*How to complete this task:*
Only lines holding the word "false" should be copied from the material.

*Source data:*
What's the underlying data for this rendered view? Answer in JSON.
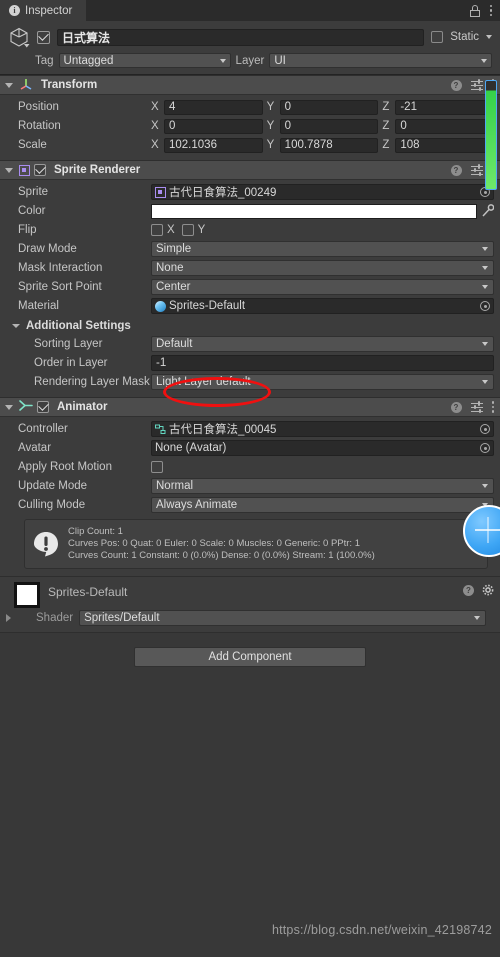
{
  "window": {
    "tab_label": "Inspector",
    "info_glyph": "i",
    "lock_icon": "lock-icon",
    "menu_icon": "kebab-menu-icon"
  },
  "gameobject": {
    "name": "日式算法",
    "enabled": true,
    "static_label": "Static",
    "static_checked": false,
    "tag_label": "Tag",
    "tag_value": "Untagged",
    "layer_label": "Layer",
    "layer_value": "UI"
  },
  "transform": {
    "title": "Transform",
    "rows": [
      {
        "label": "Position",
        "x": "4",
        "y": "0",
        "z": "-21"
      },
      {
        "label": "Rotation",
        "x": "0",
        "y": "0",
        "z": "0"
      },
      {
        "label": "Scale",
        "x": "102.1036",
        "y": "100.7878",
        "z": "108"
      }
    ],
    "axis_x": "X",
    "axis_y": "Y",
    "axis_z": "Z"
  },
  "sprite_renderer": {
    "title": "Sprite Renderer",
    "enabled": true,
    "sprite_label": "Sprite",
    "sprite_value": "古代日食算法_00249",
    "color_label": "Color",
    "color_value": "#FFFFFF",
    "flip_label": "Flip",
    "flip_x_label": "X",
    "flip_y_label": "Y",
    "flip_x": false,
    "flip_y": false,
    "draw_mode_label": "Draw Mode",
    "draw_mode_value": "Simple",
    "mask_interaction_label": "Mask Interaction",
    "mask_interaction_value": "None",
    "sort_point_label": "Sprite Sort Point",
    "sort_point_value": "Center",
    "material_label": "Material",
    "material_value": "Sprites-Default",
    "additional_settings_label": "Additional Settings",
    "sorting_layer_label": "Sorting Layer",
    "sorting_layer_value": "Default",
    "order_in_layer_label": "Order in Layer",
    "order_in_layer_value": "-1",
    "rendering_layer_mask_label": "Rendering Layer Mask",
    "rendering_layer_mask_value": "Light Layer default"
  },
  "animator": {
    "title": "Animator",
    "enabled": true,
    "controller_label": "Controller",
    "controller_value": "古代日食算法_00045",
    "avatar_label": "Avatar",
    "avatar_value": "None (Avatar)",
    "apply_root_motion_label": "Apply Root Motion",
    "apply_root_motion": false,
    "update_mode_label": "Update Mode",
    "update_mode_value": "Normal",
    "culling_mode_label": "Culling Mode",
    "culling_mode_value": "Always Animate",
    "info_lines": [
      "Clip Count: 1",
      "Curves Pos: 0 Quat: 0 Euler: 0 Scale: 0 Muscles: 0 Generic: 0 PPtr: 1",
      "Curves Count: 1 Constant: 0 (0.0%) Dense: 0 (0.0%) Stream: 1 (100.0%)"
    ]
  },
  "material_panel": {
    "name": "Sprites-Default",
    "shader_label": "Shader",
    "shader_value": "Sprites/Default"
  },
  "footer": {
    "add_component_label": "Add Component",
    "watermark": "https://blog.csdn.net/weixin_42198742"
  },
  "annotation": {
    "shape": "red-ellipse",
    "targets": "order-in-layer-row"
  },
  "colors": {
    "panel_bg": "#3c3c3c",
    "window_bg": "#383838",
    "header_bg": "#4c4c4c",
    "field_bg": "#2a2a2a",
    "dropdown_bg": "#515151",
    "annotation_red": "#f01010",
    "cursor_blue": "#3ea6f5",
    "sprite_accent": "#a98df0"
  }
}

*Written solution:*
    "static_checked": false,
    "flip_x": false,
    "flip_y": false,
    "apply_root_motion": false,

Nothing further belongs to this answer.